The music of “the quiet Beatle” George Harrison will be celebrated in a star-studded, one-night only event at Los Angeles’ El Rey Theatre on Sept. 28th, according to Rolling Stone. George Fest: A Night To Celebrate The Music Of George Harrison will pay tribute to Harrison’s acclaimed solo works with a lineup of performers that is nothing short of amazing. Artists to pay tribute to George include Beach Boys’ Brian Wilson, Heart’s Ann Wilson, Norah Jones, The Killers’ Brandon Flowers and Mark Stoermer, Flaming Lips’ Wayne Coyne and Steven Drozd, Spoon’s Britt Daniel and the highly in-demand, Weird Al Yankovic, among others. The night will also feature a performance from Harrison’s son Dhani, and even more surprise guests throughout the night, event organizers promise.

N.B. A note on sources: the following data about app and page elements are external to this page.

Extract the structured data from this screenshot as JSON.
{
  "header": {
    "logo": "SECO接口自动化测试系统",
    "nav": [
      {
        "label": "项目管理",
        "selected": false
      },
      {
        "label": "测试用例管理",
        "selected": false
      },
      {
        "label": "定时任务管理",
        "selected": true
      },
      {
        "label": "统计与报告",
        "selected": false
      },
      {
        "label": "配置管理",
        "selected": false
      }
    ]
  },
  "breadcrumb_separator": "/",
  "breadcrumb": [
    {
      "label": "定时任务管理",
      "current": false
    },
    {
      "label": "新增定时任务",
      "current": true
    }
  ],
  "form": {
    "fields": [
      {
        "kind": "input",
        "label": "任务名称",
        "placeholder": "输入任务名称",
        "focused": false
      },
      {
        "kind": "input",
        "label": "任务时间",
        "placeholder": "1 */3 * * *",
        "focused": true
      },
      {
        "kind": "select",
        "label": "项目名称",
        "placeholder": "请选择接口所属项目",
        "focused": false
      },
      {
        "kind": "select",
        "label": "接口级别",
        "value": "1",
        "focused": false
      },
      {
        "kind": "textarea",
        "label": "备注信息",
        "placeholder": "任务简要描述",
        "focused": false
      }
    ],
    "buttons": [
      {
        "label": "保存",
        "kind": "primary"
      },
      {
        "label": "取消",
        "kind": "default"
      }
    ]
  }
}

IT WAS A ONCE-IN-A-LIFETIME opportunity to hear The Beatles as they were intended in the hallowed space where they created their extraordinary music. To mark the launch of The Beatles In Mono vinyl remasters, Apple Records and MOJO hosted a special evening gathering at Abbey Road’s legendary Studio 2 to listen to tracks from the new versions and hear a panel of distinguished guests discuss how the group recorded and mixed their songs. The doors of Studio 2, where The Beatles recorded the majority of their material, swung open at 5.30pm to welcome a specially invited audience of 100 or so Fabs fans, including several dozen MOJO readers selected from our recent online competition. The event started with the master of ceremonies – storied music writer and broadcaster Mark Ellen – introducing the panel, comprising Beatles engineer Ken Scott; BBC radio producer and Beatle boffin Kevin Howlett; Sean Magee, the remastering and cutting engineer who worked on the new vinyls; and Toerag Studios producer and mono enthusiast Liam Watson.